More Information About Peltandra
Those of you who are into ethnobotany or historical plants or unusual edible plants may be interested to know that Native Americans would boil peltandra rhizomes (to remove calcium oxalate), then dry and grind them into flour (in a manner similar to the way that Pacific Islanders cook and eat taro root) or they would dig a trench, lay the rhizomes in it and build a fire on top of them which would render them into something like a baked potato. Peltandra seeds can also be eaten if they are cooked for several hours and they supposedly are midly sweet. According to the PPAF database, if the cooked seeds are dried and ground into flour, they can be made into something similar to cornbread with a strong flavor of chocolate. Yum!
Growing and Caring for Peltandra

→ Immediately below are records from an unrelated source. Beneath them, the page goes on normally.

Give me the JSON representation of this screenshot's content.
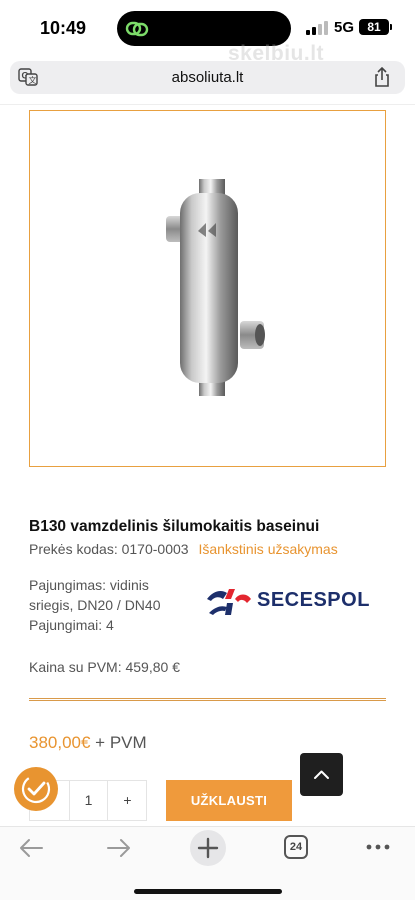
{
  "status_bar": {
    "time": "10:49",
    "network": "5G",
    "battery": "81"
  },
  "watermark": "skelbiu.lt",
  "browser": {
    "url": "absoliuta.lt",
    "tab_count": "24"
  },
  "product": {
    "title": "B130 vamzdelinis šilumokaitis baseinui",
    "sku_label": "Prekės kodas: 0170-0003",
    "availability": "Išankstinis užsakymas",
    "spec_line1": "Pajungimas: vidinis",
    "spec_line2": "sriegis, DN20 / DN40",
    "spec_line3": "Pajungimai: 4",
    "brand": "SECESPOL",
    "price_with_vat": "Kaina su PVM: 459,80 €",
    "price_amount": "380,00€",
    "price_suffix": " + PVM"
  },
  "cart": {
    "minus": "-",
    "quantity": "1",
    "plus": "+",
    "inquire_label": "UŽKLAUSTI"
  },
  "colors": {
    "accent": "#e89430",
    "brand_blue": "#1d2f6b",
    "brand_red": "#e3262f"
  }
}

Peltandra is easy to grow from Maine to Florida, tolerates sun or shade, and is deer resistant. Some folks may find it to be a bit too fecund for their gardens but it spreads slower than Sagittaria, a similar looking bog plant. In the deep south, Peltandra is evergreen but for everyone else it is deciduous. Peltandra is a summer blooming plant whose small green or yellowish flowers produce little berries that float on water and are a popular food source for ducks and turtles (the source of yet another common name... Duck Corn).